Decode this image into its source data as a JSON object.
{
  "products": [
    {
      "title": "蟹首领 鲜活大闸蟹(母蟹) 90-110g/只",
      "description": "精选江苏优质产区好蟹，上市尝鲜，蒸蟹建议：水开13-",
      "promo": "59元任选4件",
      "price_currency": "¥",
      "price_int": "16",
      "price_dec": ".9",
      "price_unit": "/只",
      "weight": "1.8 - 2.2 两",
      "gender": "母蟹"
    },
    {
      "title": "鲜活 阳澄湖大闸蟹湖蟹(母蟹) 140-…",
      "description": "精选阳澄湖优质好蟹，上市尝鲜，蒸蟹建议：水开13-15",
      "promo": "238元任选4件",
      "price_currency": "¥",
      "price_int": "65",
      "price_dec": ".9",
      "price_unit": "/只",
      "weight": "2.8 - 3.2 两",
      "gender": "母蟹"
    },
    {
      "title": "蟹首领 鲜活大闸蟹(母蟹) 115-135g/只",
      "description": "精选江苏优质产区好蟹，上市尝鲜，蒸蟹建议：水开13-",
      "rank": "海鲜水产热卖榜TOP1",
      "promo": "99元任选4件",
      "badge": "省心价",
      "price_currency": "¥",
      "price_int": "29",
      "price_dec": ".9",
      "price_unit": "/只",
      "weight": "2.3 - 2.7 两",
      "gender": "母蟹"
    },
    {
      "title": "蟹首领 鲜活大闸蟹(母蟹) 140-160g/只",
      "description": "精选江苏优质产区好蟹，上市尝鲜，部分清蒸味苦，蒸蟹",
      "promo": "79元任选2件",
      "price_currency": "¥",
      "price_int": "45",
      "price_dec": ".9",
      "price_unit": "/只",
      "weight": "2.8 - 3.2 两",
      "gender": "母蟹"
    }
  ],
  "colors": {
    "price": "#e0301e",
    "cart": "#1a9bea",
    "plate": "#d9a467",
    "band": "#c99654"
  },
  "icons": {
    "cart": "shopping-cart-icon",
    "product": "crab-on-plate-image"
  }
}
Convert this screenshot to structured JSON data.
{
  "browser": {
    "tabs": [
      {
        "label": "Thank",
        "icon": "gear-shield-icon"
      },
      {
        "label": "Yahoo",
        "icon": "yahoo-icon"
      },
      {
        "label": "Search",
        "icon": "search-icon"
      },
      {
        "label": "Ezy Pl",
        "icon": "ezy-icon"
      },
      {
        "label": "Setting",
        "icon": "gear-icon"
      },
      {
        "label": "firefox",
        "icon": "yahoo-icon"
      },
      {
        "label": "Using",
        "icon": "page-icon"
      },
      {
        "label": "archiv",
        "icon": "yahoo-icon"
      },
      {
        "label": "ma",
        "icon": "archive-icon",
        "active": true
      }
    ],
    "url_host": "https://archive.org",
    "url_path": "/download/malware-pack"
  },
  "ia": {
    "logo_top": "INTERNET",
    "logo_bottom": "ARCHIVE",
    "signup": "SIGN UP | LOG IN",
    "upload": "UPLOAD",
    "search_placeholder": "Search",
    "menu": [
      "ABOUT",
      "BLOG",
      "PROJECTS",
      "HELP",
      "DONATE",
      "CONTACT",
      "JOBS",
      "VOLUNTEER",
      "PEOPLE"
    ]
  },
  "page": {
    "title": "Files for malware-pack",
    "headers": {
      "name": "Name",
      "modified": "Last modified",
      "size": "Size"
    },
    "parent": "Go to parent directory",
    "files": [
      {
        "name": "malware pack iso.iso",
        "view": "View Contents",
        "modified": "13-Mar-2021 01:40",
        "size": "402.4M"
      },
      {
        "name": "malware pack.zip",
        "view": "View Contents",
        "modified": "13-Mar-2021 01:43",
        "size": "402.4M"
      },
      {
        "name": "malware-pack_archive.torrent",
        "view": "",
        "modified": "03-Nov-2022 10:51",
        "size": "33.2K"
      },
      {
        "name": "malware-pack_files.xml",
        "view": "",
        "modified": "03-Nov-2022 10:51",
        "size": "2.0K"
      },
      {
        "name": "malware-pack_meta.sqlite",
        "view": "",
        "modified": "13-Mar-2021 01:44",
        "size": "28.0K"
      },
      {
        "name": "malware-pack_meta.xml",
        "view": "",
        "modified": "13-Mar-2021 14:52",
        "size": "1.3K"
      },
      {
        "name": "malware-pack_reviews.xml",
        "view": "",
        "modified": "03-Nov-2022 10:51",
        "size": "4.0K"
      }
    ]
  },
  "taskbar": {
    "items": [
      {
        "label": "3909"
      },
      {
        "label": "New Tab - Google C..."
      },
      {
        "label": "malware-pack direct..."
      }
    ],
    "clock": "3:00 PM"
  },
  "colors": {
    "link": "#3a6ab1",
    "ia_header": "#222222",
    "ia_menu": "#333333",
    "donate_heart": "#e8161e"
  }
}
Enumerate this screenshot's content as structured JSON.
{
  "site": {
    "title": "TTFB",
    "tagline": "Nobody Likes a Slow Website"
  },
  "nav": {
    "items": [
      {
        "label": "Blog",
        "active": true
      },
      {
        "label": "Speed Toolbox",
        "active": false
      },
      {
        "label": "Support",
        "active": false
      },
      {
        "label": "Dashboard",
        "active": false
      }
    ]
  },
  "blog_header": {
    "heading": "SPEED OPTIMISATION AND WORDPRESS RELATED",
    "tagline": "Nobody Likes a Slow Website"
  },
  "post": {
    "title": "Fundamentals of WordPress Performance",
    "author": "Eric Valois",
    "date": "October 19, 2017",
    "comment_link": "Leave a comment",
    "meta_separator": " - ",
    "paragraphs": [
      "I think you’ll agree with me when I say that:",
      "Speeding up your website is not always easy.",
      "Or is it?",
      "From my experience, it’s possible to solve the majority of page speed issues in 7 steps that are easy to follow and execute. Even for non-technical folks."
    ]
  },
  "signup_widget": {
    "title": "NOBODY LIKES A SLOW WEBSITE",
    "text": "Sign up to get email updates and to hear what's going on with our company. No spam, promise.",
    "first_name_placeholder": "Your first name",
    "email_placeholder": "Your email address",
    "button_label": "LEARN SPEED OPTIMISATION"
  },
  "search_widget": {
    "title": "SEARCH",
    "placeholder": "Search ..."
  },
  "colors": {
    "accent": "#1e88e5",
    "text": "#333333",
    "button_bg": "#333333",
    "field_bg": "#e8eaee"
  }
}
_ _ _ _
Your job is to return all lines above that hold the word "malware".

■ Task answer ■
    "url_path": "/download/malware-pack"
    "title": "Files for malware-pack",
        "name": "malware pack iso.iso",
        "name": "malware pack.zip",
        "name": "malware-pack_archive.torrent",
        "name": "malware-pack_files.xml",
        "name": "malware-pack_meta.sqlite",
        "name": "malware-pack_meta.xml",
        "name": "malware-pack_reviews.xml",
        "label": "malware-pack direct..."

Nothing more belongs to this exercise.